(WHAT THE TASK REQUIRES) Collect all lines from the records below that include the word "Zimmer".

(RECORDED DATA)
***

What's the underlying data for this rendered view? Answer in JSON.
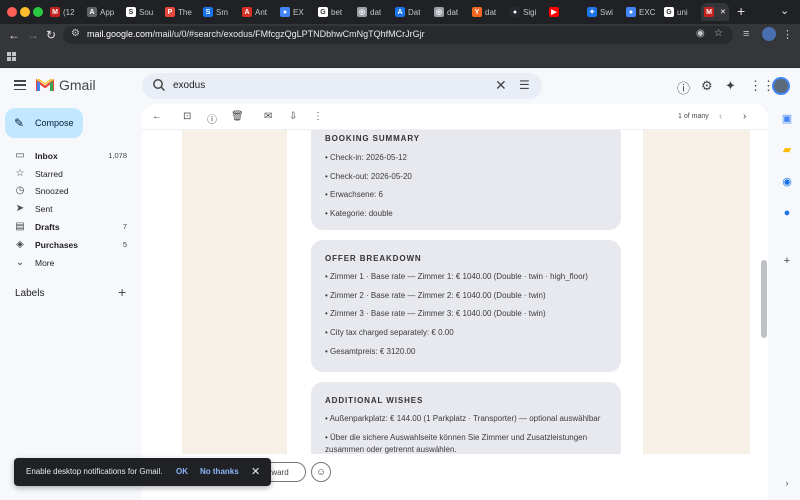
{
  "browser": {
    "tabs": [
      {
        "label": "(12",
        "icon": "gmail-icon",
        "color": "#c5221f",
        "glyph": "M"
      },
      {
        "label": "App",
        "icon": "app-icon",
        "color": "#5f6368",
        "glyph": "A"
      },
      {
        "label": "Sou",
        "icon": "source-icon",
        "color": "#ffffff",
        "glyph": "S"
      },
      {
        "label": "The",
        "icon": "the-icon",
        "color": "#e8453c",
        "glyph": "P"
      },
      {
        "label": "Sm",
        "icon": "sm-icon",
        "color": "#1a73e8",
        "glyph": "S"
      },
      {
        "label": "Ant",
        "icon": "anthropic-icon",
        "color": "#d93025",
        "glyph": "A"
      },
      {
        "label": "EX",
        "icon": "ex-icon",
        "color": "#4285f4",
        "glyph": "●"
      },
      {
        "label": "bet",
        "icon": "google-icon",
        "color": "#ffffff",
        "glyph": "G"
      },
      {
        "label": "dat",
        "icon": "globe-icon",
        "color": "#9aa0a6",
        "glyph": "◎"
      },
      {
        "label": "Dat",
        "icon": "dat-icon",
        "color": "#1a73e8",
        "glyph": "A"
      },
      {
        "label": "dat",
        "icon": "globe-icon",
        "color": "#9aa0a6",
        "glyph": "◎"
      },
      {
        "label": "dat",
        "icon": "yc-icon",
        "color": "#f26522",
        "glyph": "Y"
      },
      {
        "label": "Sigi",
        "icon": "github-icon",
        "color": "#24292f",
        "glyph": "●"
      },
      {
        "label": "",
        "icon": "youtube-icon",
        "color": "#ff0000",
        "glyph": "▶"
      },
      {
        "label": "Swi",
        "icon": "gemini-icon",
        "color": "#1a73e8",
        "glyph": "✦"
      },
      {
        "label": "EXC",
        "icon": "ex-icon",
        "color": "#4285f4",
        "glyph": "●"
      },
      {
        "label": "uni",
        "icon": "google-icon",
        "color": "#ffffff",
        "glyph": "G"
      },
      {
        "label": "",
        "icon": "gmail-icon",
        "color": "#c5221f",
        "glyph": "M",
        "active": true
      }
    ],
    "url_host": "mail.google.com",
    "url_path": "/mail/u/0/#search/exodus/FMfcgzQgLPTNDbhwCmNgTQhfMCrJrGjr"
  },
  "gmail": {
    "app_name": "Gmail",
    "search_value": "exodus",
    "pager": "1 of many",
    "compose_label": "Compose",
    "nav": [
      {
        "name": "inbox",
        "icon": "inbox-icon",
        "glyph": "▭",
        "label": "Inbox",
        "count": "1,078",
        "bold": true
      },
      {
        "name": "starred",
        "icon": "star-icon",
        "glyph": "☆",
        "label": "Starred",
        "count": ""
      },
      {
        "name": "snoozed",
        "icon": "clock-icon",
        "glyph": "◷",
        "label": "Snoozed",
        "count": ""
      },
      {
        "name": "sent",
        "icon": "send-icon",
        "glyph": "➤",
        "label": "Sent",
        "count": ""
      },
      {
        "name": "drafts",
        "icon": "draft-icon",
        "glyph": "▤",
        "label": "Drafts",
        "count": "7",
        "bold": true
      },
      {
        "name": "purchases",
        "icon": "tag-icon",
        "glyph": "◈",
        "label": "Purchases",
        "count": "5",
        "bold": true
      },
      {
        "name": "more",
        "icon": "chevron-down-icon",
        "glyph": "⌄",
        "label": "More",
        "count": ""
      }
    ],
    "labels_heading": "Labels"
  },
  "email": {
    "booking": {
      "title": "BOOKING SUMMARY",
      "lines": [
        "• Check-in: 2026-05-12",
        "• Check-out: 2026-05-20",
        "• Erwachsene: 6",
        "• Kategorie: double"
      ]
    },
    "offer": {
      "title": "OFFER BREAKDOWN",
      "lines": [
        "• Zimmer 1 · Base rate — Zimmer 1: € 1040.00 (Double · twin · high_floor)",
        "• Zimmer 2 · Base rate — Zimmer 2: € 1040.00 (Double · twin)",
        "• Zimmer 3 · Base rate — Zimmer 3: € 1040.00 (Double · twin)",
        "• City tax charged separately: € 0.00",
        "• Gesamtpreis: € 3120.00"
      ]
    },
    "wishes": {
      "title": "ADDITIONAL WISHES",
      "lines": [
        "• Außenparkplatz: € 144.00 (1 Parkplatz · Transporter) — optional auswählbar",
        "• Über die sichere Auswahlseite können Sie Zimmer und Zusatzleistungen",
        "  zusammen oder getrennt auswählen."
      ]
    },
    "forward_label": "Forward"
  },
  "toast": {
    "message": "Enable desktop notifications for Gmail.",
    "ok": "OK",
    "no_thanks": "No thanks"
  },
  "colors": {
    "accent": "#0b57d0",
    "compose_bg": "#c2e7ff",
    "card_bg": "#e8e9ee",
    "email_bg": "#f6f0e6"
  }
}
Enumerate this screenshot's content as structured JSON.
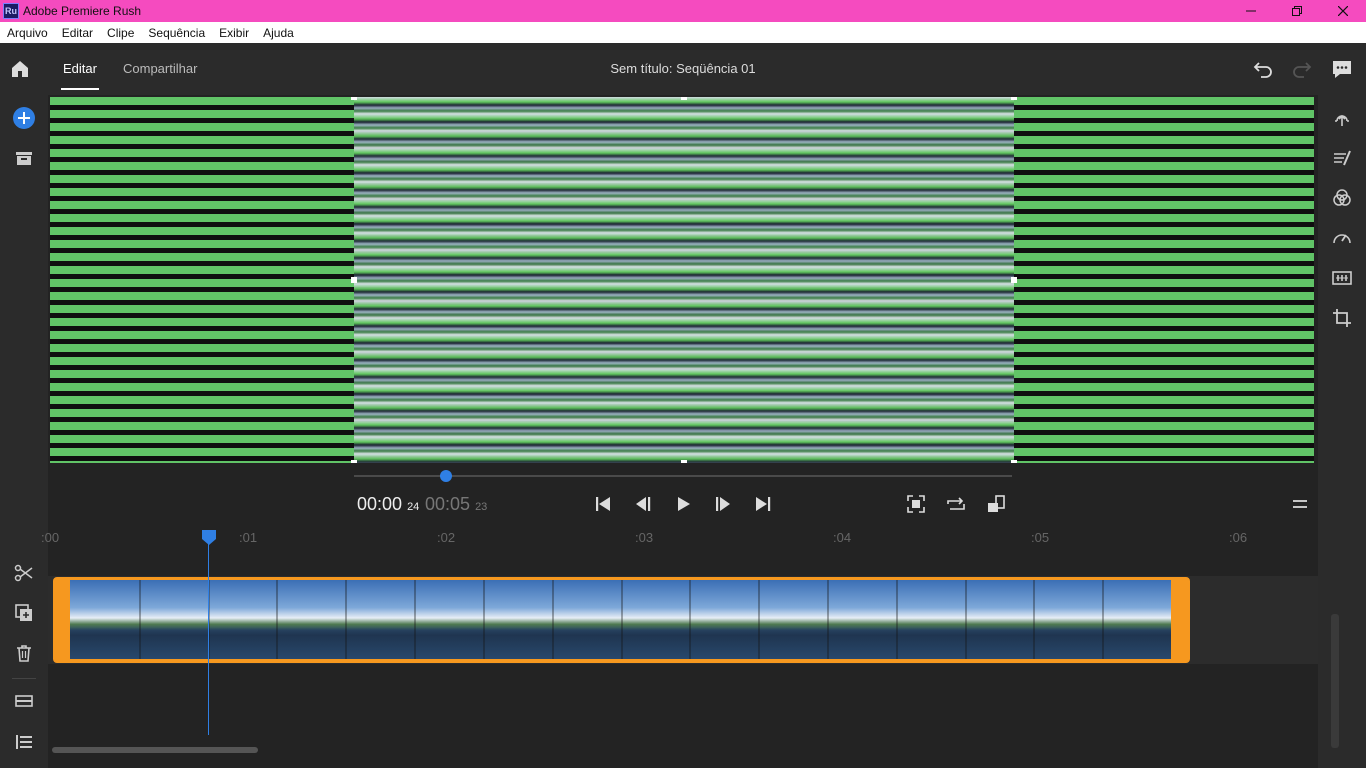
{
  "window": {
    "app_icon_text": "Ru",
    "title": "Adobe Premiere Rush",
    "controls": [
      "minimize-icon",
      "restore-icon",
      "close-icon"
    ]
  },
  "menu": {
    "items": [
      "Arquivo",
      "Editar",
      "Clipe",
      "Sequência",
      "Exibir",
      "Ajuda"
    ]
  },
  "header": {
    "tabs": [
      {
        "label": "Editar",
        "active": true
      },
      {
        "label": "Compartilhar",
        "active": false
      }
    ],
    "sequence_title": "Sem título: Seqüência 01",
    "right_icons": [
      "undo-icon",
      "redo-icon",
      "comments-icon"
    ]
  },
  "left_toolbar": {
    "top_icons": [
      "add-media-icon",
      "project-bin-icon"
    ],
    "bottom_icons": [
      "scissors-icon",
      "duplicate-icon",
      "trash-icon",
      "track-controls-icon",
      "track-list-icon"
    ]
  },
  "right_toolbar": {
    "icons": [
      "titles-icon",
      "transitions-icon",
      "color-icon",
      "speed-icon",
      "audio-icon",
      "transform-icon"
    ]
  },
  "player": {
    "current_time": "00:00",
    "current_frames": "24",
    "duration_time": "00:05",
    "duration_frames": "23",
    "scrub_progress": 0.14,
    "controls": [
      "skip-to-start-icon",
      "step-back-icon",
      "play-icon",
      "step-forward-icon",
      "skip-to-end-icon"
    ],
    "right_controls": [
      "fit-frame-icon",
      "loop-icon",
      "aspect-ratio-icon"
    ],
    "menu_icon": "hamburger-icon"
  },
  "timeline": {
    "ruler_labels": [
      ":00",
      ":01",
      ":02",
      ":03",
      ":04",
      ":05",
      ":06"
    ],
    "playhead_time_seconds": 0.8,
    "clip": {
      "thumbnail_count": 16
    },
    "colors": {
      "clip_border": "#f6981f",
      "playhead": "#2f7fe4",
      "accent": "#2f7fe4"
    }
  },
  "colors": {
    "title_bar": "#f54bbf",
    "preview_stripe": "#61c467"
  }
}
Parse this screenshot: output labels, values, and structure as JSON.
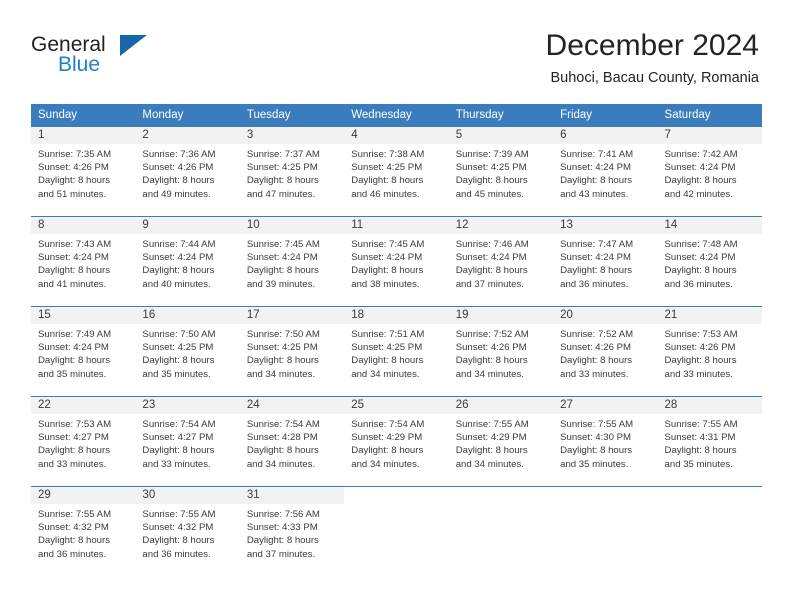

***

(ANSWER TO THIS TASK)
        "• Zimmer 1 · Base rate — Zimmer 1: € 1040.00 (Double · twin · high_floor)",
        "• Zimmer 2 · Base rate — Zimmer 2: € 1040.00 (Double · twin)",
        "• Zimmer 3 · Base rate — Zimmer 3: € 1040.00 (Double · twin)",
        "• Über die sichere Auswahlseite können Sie Zimmer und Zusatzleistungen",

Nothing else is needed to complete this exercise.